I had planned on a fun article about hard seltzer this week. I had reached out to a bunch of hard seltzer brewers, collected a bunch of wild statistics and drank more than a few for inspiration. Then the NBA canceled the season followed by every other sport. European travel was curtailed, a national emergency declared, schools closed, and “social distancing” began climbing the list of phrases that will reflect the tenor of 2020.
In short, my hard seltzer article didn’t seem to be terribly appropriate. You’ll have to wait till next week for that kind of hard-hitting journalism. This week I’m thinking about my previous career managing restaurants. The places that become our second homes, our places of refuge and the settings for our stories. If I were still running an alehouse today what would I be feeling and doing?
I’d probably spend a few minutes in the office panicking, but that would end quickly. This pandemic is happening whether I like it or not. Then many hours coming up with a plan to make sure my staff and customers were safe. Trying to decide if opening the doors even makes sense. Then trying to figure out how to combat the economic impacts of the coronavirus.
I’d be making lists of the anticipated impacts of this pandemic, how to ensure the safest experience for my employees, customers and community. I’d call neighbor businesses to see if we could collectively come up with a plan to inspire customer confidence, and I’d work as hard as possible to ensure our business stayed viable enough to keep the doors open, pay the bills and be there when this is over. I’d question my choices.
In the service industry, you work long, odd hours which includes long stretches of waiting punctuated by furious bursts of high-stress effort. You need a team to survive it. No matter what, as the boss, you care about your people and this pandemic is going to hit them hard. It will hit the industry hard. Not just for the spring and summer, but for an extended period. This week I’d be working hard to minimize the impacts to my team. That, and extra cleaning.

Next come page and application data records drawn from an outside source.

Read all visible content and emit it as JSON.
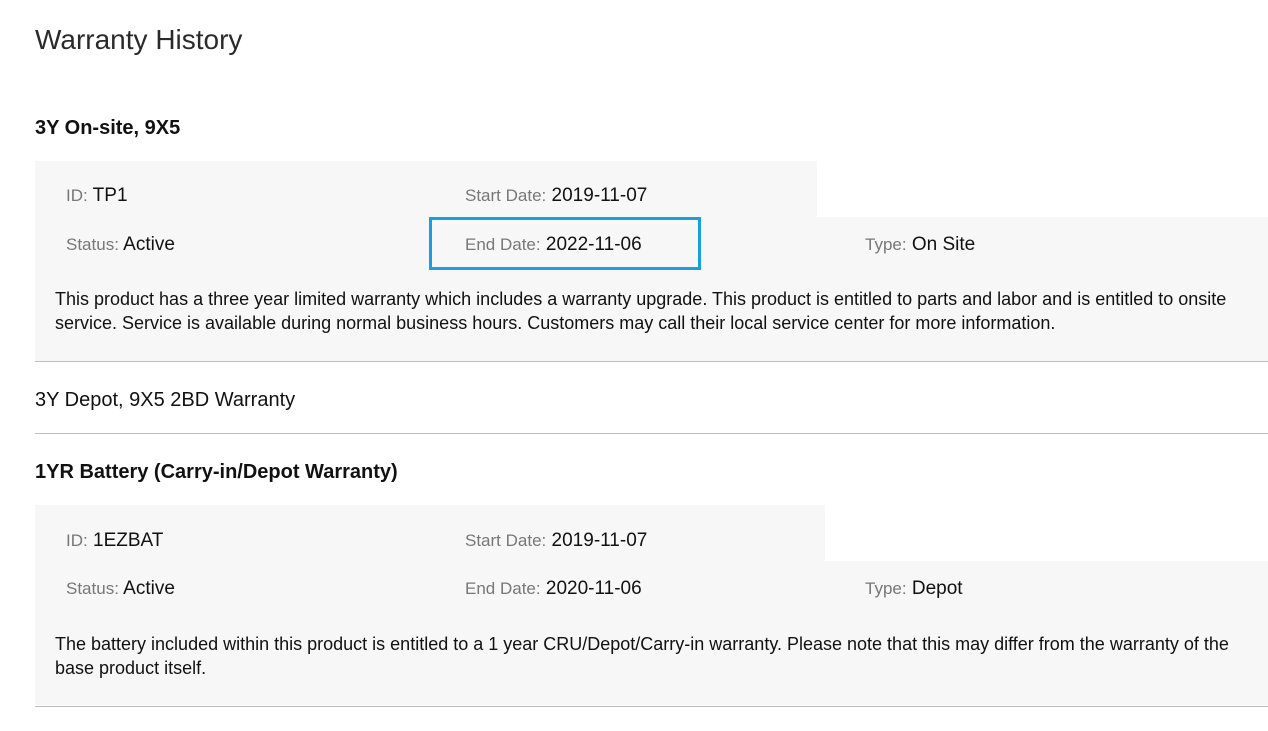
{
  "page_title": "Warranty History",
  "highlight_color": "#1a9fdc",
  "warranties": [
    {
      "title": "3Y On-site, 9X5",
      "id_label": "ID:",
      "id_value": "TP1",
      "start_label": "Start Date:",
      "start_value": "2019-11-07",
      "status_label": "Status:",
      "status_value": "Active",
      "end_label": "End Date:",
      "end_value": "2022-11-06",
      "type_label": "Type:",
      "type_value": "On Site",
      "description": "This product has a three year limited warranty which includes a warranty upgrade. This product is entitled to parts and labor and is entitled to onsite service. Service is available during normal business hours. Customers may call their local service center for more information."
    },
    {
      "title": "3Y Depot, 9X5 2BD Warranty"
    },
    {
      "title": "1YR Battery (Carry-in/Depot Warranty)",
      "id_label": "ID:",
      "id_value": "1EZBAT",
      "start_label": "Start Date:",
      "start_value": "2019-11-07",
      "status_label": "Status:",
      "status_value": "Active",
      "end_label": "End Date:",
      "end_value": "2020-11-06",
      "type_label": "Type:",
      "type_value": "Depot",
      "description": "The battery included within this product is entitled to a 1 year CRU/Depot/Carry-in warranty. Please note that this may differ from the warranty of the base product itself."
    }
  ]
}
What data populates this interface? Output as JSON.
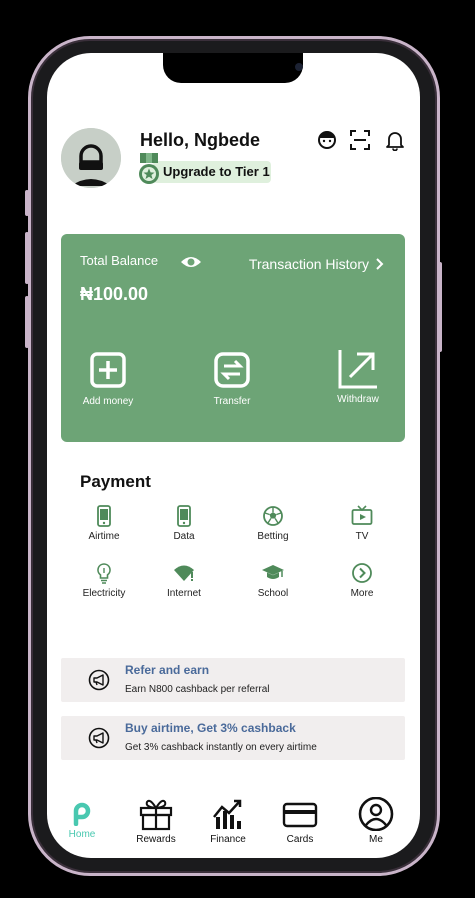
{
  "header": {
    "greeting": "Hello, Ngbede",
    "tier_label": "Upgrade to Tier  1",
    "icons": [
      "support-icon",
      "scan-icon",
      "bell-icon"
    ]
  },
  "balance_card": {
    "label": "Total Balance",
    "history_label": "Transaction History",
    "amount": "₦100.00",
    "actions": [
      {
        "label": "Add money",
        "icon": "plus-square-icon"
      },
      {
        "label": "Transfer",
        "icon": "transfer-icon"
      },
      {
        "label": "Withdraw",
        "icon": "withdraw-arrow-icon"
      }
    ],
    "color": "#6da476"
  },
  "payment": {
    "title": "Payment",
    "items": [
      {
        "label": "Airtime",
        "icon": "phone-icon"
      },
      {
        "label": "Data",
        "icon": "mobile-data-icon"
      },
      {
        "label": "Betting",
        "icon": "football-icon"
      },
      {
        "label": "TV",
        "icon": "tv-icon"
      },
      {
        "label": "Electricity",
        "icon": "bulb-icon"
      },
      {
        "label": "Internet",
        "icon": "wifi-icon"
      },
      {
        "label": "School",
        "icon": "graduation-cap-icon"
      },
      {
        "label": "More",
        "icon": "chevron-circle-icon"
      }
    ]
  },
  "promos": [
    {
      "title": "Refer and earn",
      "subtitle": "Earn N800 cashback per referral",
      "icon": "megaphone-icon"
    },
    {
      "title": "Buy airtime, Get 3% cashback",
      "subtitle": "Get 3% cashback instantly on every airtime",
      "icon": "megaphone-icon"
    }
  ],
  "nav": [
    {
      "label": "Home",
      "icon": "home-logo-icon",
      "active": true
    },
    {
      "label": "Rewards",
      "icon": "gift-icon"
    },
    {
      "label": "Finance",
      "icon": "chart-icon"
    },
    {
      "label": "Cards",
      "icon": "card-icon"
    },
    {
      "label": "Me",
      "icon": "user-icon"
    }
  ],
  "colors": {
    "accent": "#6da476",
    "icon_green": "#4f8a5a",
    "nav_active": "#49c8b0",
    "promo_title": "#4a6a9a"
  }
}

How many times in the past week have you stayed home from a social excursion instead of going out to do something? Here is my list of things I did not do this week: A second trip to the grocery store, coffee with a friend, and visiting a brewery.
That’s only three things, but this is only the first week. Combined that was about $100 I did not put into the community. How many others made the same choice? How many local businesses can withstand an extended period in which customers choose to stay home more than go out? How much tourism money doesn’t get spent? How many for sale or rent signs will be going up this year? I bet more than a few.
I’m not advocating that we ignore the coronavirus, and pile into the nearest brewery for a pint. Not by a long shot. People are getting sick and dying. Yes, I know the flu has caused many more deaths, but that is the devil we know. We just don’t know enough about this to be able to say its impact is being exaggerated. We aren’t letting the virus win by staying home. It is how we create a more even playing field. Everywhere is the battlefield, and, for today, home is the safest zone. Not just for you, but for others at risk.
For now, look for science-based information on best practices from smart, researched sources. If you go out minimize the risks. Wash your hands like you hope the cooks in the kitchen do at your favorite diner. Use sanitizer wipes. Maintain appropriate distance in stores. No hi-fives, bro-hugs or knuckle bumps. Pretend you are Jim and Pam from The Office, and air-five from a distance. Be patient. All these local businesses are dealing with this for the first time too.
If you operate a business let us know how you are combating the potential impacts of COVID-19. Be open about cleaning procedures, and changes made to regular policies. Many local businesses already have plans in place and are posting them publicly like Ironsmith Coffee Roasters in Encinitas. They’ve inspired confidence that when I do run out of coffee they will do their best to ensure a great, safe experience, and because they offer sick pay to their staff they are minimizing the risk that infected employees will come to work.
At some point, I will run out of the craft beer in my fridge. I’ll go out into the world to restock at the local spot, and know it really does matter to the people working there. Until then I’ll buy a gift card online. The economic recovery from this event will take a long time. Support the brewers, coffee roasters, distillers and service staff that work and live here. They already make some of the finest products available anywhere. It will help. It will matter.